John Marcante, CIO and Managing Director of Vanguard, the largest mutual fund company in the world, manages an organization of thousands of IT people who support more than 14,000 employees. Last year, I posted blogs on Marcante’s approach to leadership development and communicating IT strategy. I received such wonderful feedback on those blogs, that I approached Marcante for more. I am pleased to present a new interview on the changing CIO role and the “test and learn” approach.
How is your role as CIO different than five years ago?
Today, my role is less about leading a service provider organization and more about using technology for top line growth, whether that's revenue or client loyalty. That puts a new set of expectations on the technology organization, which grew up enabling strategy. Now, there are many more times when IT has to lead.
Years ago, we built out a big data ecosystem at Vanguard. In IT, we wanted to accelerate our progress with big data, and we knew that if we were to become a data driven company, we had to build out the ecosystem. We did the opposite of what a service provider would do. Our attitude was, "Build it and they will come." That’s probably the fastest way for a CIO to get fired, but the investment has led to a huge number of great use cases around data analytics at Vanguard.
How do you evolve your team from service provider to leader?
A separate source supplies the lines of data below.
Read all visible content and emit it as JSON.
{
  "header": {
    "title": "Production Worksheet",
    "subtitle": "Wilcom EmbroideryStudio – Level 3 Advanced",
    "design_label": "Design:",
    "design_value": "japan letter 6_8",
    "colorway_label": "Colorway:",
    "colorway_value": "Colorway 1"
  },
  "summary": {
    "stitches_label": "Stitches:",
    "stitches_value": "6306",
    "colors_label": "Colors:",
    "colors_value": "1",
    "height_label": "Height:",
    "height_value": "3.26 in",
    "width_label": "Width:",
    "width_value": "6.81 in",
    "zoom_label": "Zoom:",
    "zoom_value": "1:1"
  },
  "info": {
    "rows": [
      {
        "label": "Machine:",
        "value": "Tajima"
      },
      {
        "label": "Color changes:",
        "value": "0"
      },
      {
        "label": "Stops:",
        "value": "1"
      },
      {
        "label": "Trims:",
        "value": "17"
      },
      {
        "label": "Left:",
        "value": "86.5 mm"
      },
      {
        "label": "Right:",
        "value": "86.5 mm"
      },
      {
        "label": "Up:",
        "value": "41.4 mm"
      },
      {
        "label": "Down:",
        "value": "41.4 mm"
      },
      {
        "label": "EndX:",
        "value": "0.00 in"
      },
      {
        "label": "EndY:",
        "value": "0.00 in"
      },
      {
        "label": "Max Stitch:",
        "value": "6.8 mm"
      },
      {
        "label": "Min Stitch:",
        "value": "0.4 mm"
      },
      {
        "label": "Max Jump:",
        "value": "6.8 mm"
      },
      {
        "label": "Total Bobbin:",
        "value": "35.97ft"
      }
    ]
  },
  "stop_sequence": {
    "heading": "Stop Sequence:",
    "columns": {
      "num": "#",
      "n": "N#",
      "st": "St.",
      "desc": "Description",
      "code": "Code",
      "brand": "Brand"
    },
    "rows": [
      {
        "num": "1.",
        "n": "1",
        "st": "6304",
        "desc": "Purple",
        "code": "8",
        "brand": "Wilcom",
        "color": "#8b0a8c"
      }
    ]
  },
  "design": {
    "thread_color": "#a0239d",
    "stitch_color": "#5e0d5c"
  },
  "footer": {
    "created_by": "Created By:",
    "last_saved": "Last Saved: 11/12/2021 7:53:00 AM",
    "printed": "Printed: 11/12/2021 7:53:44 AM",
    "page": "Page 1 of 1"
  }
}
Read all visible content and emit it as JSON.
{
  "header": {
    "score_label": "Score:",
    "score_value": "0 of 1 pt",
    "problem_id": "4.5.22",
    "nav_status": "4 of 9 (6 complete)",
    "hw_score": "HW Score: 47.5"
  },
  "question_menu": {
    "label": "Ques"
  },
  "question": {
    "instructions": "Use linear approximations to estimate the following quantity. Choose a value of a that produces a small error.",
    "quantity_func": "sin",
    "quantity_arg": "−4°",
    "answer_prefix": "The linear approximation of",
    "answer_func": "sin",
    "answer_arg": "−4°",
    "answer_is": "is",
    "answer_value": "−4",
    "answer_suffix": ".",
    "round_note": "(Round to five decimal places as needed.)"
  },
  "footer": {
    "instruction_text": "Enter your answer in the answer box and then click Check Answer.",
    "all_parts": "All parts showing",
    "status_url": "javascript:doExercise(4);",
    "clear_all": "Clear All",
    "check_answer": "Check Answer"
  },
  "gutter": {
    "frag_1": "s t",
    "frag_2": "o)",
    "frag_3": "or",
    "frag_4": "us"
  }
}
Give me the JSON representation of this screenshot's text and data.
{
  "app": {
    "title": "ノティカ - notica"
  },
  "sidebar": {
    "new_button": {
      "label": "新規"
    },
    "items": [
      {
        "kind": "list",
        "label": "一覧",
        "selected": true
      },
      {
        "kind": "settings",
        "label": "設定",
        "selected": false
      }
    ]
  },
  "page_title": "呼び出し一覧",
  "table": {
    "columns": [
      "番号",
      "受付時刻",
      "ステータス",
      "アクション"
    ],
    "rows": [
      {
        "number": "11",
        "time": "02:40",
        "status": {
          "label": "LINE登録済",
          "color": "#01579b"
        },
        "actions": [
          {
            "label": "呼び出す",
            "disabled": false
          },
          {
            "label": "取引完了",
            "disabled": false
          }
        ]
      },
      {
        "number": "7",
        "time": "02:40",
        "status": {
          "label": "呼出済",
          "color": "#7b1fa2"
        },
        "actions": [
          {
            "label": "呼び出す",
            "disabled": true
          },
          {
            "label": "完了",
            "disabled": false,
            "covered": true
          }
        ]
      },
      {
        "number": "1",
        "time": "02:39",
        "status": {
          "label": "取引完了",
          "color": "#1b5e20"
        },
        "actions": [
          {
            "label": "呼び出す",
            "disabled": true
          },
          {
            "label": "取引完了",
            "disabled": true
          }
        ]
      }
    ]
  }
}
We rotate our high-potential performers and senior executives around the company. I've had the chance to move out of IT and run some of our businesses at Vanguard, and many of my leaders have rotated through other corporate roles and returned to IT. That not only gives us credibility but allows us to be more effective at envisioning the possibilities for technology to better serve our clients in each of our diverse businesses. Years ago, we rotated an IT leader, Rich Luzzi, out of IT to run our very complex institutional operations group. Because that group had big people management responsibilities and some very challenging change management opportunities, it presented Rich with an opportunity to apply his technology knowledge to that business.
Rich was out of IT for a decade, and then I brought him back to run the data centers, which is arguably one of the more technical positions that we have. He asked me, "Why are you bringing me back to run the data centers?" And I said, "Because the data centers are moving toward service oriented infrastructure with DevOps and cloud computing. We are becoming a broker of services in the data center, rather than just providing compute and storage power. That requires big changes on the people side and you are well equipped to manage it.” And, you know what? He's doing an excellent job.
Ultimately, we’ve structured the senior team with the objective to break out of traditional IT silos and work collaboratively – which is critical as functions like development and operations start merging.
How are you building speed and agility into your IT organization?
The amount of time between a disruptive idea and massive adoption is shorter than ever, so as CIO, it is vital to create an environment that is flexible and nimble and can test and learn and fail fast. You do that by automating as much as possible, implementing Agile, and taking a minimal viable product approach. It is about not trying to get everything done. It is about continuous delivery and releasing software at a moment's notice.
We are pushing the envelope on flexibility, “test and learn”, and “failing fast and cheap”, and the accompanying technologies that enable that approach – cloud, modular applications, and scalable services. We haven’t conquered these yet but we are committed to that direction in our roadmap for IT.
What is the single greatest obstacle to achieving this nimble “test and learn” environment?
The largest obstacle for big companies is culture. Eric Ries's book, The Lean Startup, provides lessons learned from Silicon Valley startups for large companies. The book is about how to set up a culture where you don’t need to be perfect and where "failure" is not a bad word. Big companies have to start valuing a culture that builds off of learning from failure. That is a new way to think, and large companies are trying to figure out how to get there.
A few months ago, our chairman took the executive team to Silicon Valley for a week. He said, "We’re going to spend time with venture capitalists and startup companies and Stanford University. We are going to bring these ideas back to Vanguard."
This “test and learn” approach has caught on like wildfire at Vanguard. In fact, our head of product development is applying the Lean Startup approach to R&D. I can rattle off a ton of IT initiatives where we are applying those lessons, but when you see those concepts take off in product R&D, you know you’ve really hit on something.
What advice would you give to a new CIO?
Run IT like a business. Create a vision, have a purpose, and have a strategy to bring the organization into the future. Don't wait for others to dictate your strategy. That's the old service provider mentality. We used to say, "The business needs to figure out what they want first, and then we’ll be able to deliver it." That does not work in a world where technology is the business. IT has to lead.
About John Marcante
John T. Marcante is Vanguard’s Chief Information Officer and Managing Director of Vanguard’s Information Technology Division. Mr. Marcante oversees all aspects of Vanguard’s worldwide technology agenda to serve clients and manage investments. Mr. Marcante, with more than 26 years of experience in the business and technology fields, joined Vanguard in 1993. After serving in a number of leadership roles throughout the company, he returned to the IT division in 2012 and was named Vanguard’s chief information officer and a managing director.
Vanguard, headquartered in Valley Forge, Pennsylvania, is one of the world’s largest investment management companies and a leading provider of company-sponsored retirement plan services. Vanguard manages more than $3.3 trillion in global assets. The firm offers more than 297 funds to its more than 20 million investors worldwide.